Aim of the task
Each line that contains the word "principal" is to be copied from the records below.

Data in this exercise

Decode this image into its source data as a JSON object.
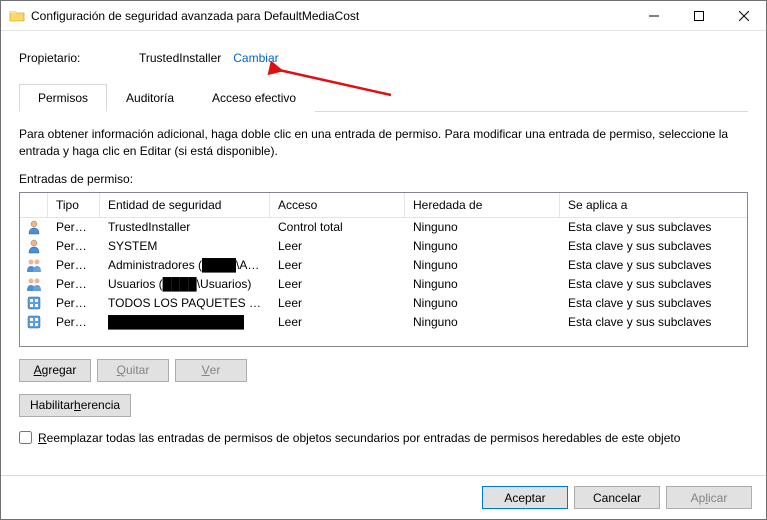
{
  "title": "Configuración de seguridad avanzada para DefaultMediaCost",
  "owner": {
    "label": "Propietario:",
    "value": "TrustedInstaller",
    "change": "Cambiar"
  },
  "tabs": [
    {
      "label": "Permisos",
      "active": true
    },
    {
      "label": "Auditoría",
      "active": false
    },
    {
      "label": "Acceso efectivo",
      "active": false
    }
  ],
  "info_text": "Para obtener información adicional, haga doble clic en una entrada de permiso. Para modificar una entrada de permiso, seleccione la entrada y haga clic en Editar (si está disponible).",
  "entries_label": "Entradas de permiso:",
  "columns": {
    "type": "Tipo",
    "principal": "Entidad de seguridad",
    "access": "Acceso",
    "inherited": "Heredada de",
    "applies": "Se aplica a"
  },
  "rows": [
    {
      "icon": "user",
      "type": "Perm...",
      "principal": "TrustedInstaller",
      "access": "Control total",
      "inherited": "Ninguno",
      "applies": "Esta clave y sus subclaves"
    },
    {
      "icon": "user",
      "type": "Perm...",
      "principal": "SYSTEM",
      "access": "Leer",
      "inherited": "Ninguno",
      "applies": "Esta clave y sus subclaves"
    },
    {
      "icon": "group",
      "type": "Perm...",
      "principal": "Administradores (████\\Adm...",
      "access": "Leer",
      "inherited": "Ninguno",
      "applies": "Esta clave y sus subclaves"
    },
    {
      "icon": "group",
      "type": "Perm...",
      "principal": "Usuarios (████\\Usuarios)",
      "access": "Leer",
      "inherited": "Ninguno",
      "applies": "Esta clave y sus subclaves"
    },
    {
      "icon": "pkg",
      "type": "Perm...",
      "principal": "TODOS LOS PAQUETES DE AP...",
      "access": "Leer",
      "inherited": "Ninguno",
      "applies": "Esta clave y sus subclaves"
    },
    {
      "icon": "pkg",
      "type": "Perm...",
      "principal": "████████████████",
      "access": "Leer",
      "inherited": "Ninguno",
      "applies": "Esta clave y sus subclaves"
    }
  ],
  "buttons": {
    "add": "Agregar",
    "remove": "Quitar",
    "view": "Ver",
    "enable_inherit": "Habilitar herencia",
    "replace_check": "Reemplazar todas las entradas de permisos de objetos secundarios por entradas de permisos heredables de este objeto",
    "ok": "Aceptar",
    "cancel": "Cancelar",
    "apply": "Aplicar"
  },
  "underline": {
    "add": "A",
    "remove": "Q",
    "view": "V",
    "enable": "h",
    "replace": "R",
    "apply": "l"
  }
}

Exercise response
    "principal": "Entidad de seguridad",
      "principal": "TrustedInstaller",
      "principal": "SYSTEM",
      "principal": "Administradores (████\\Adm...",
      "principal": "Usuarios (████\\Usuarios)",
      "principal": "TODOS LOS PAQUETES DE AP...",
      "principal": "████████████████",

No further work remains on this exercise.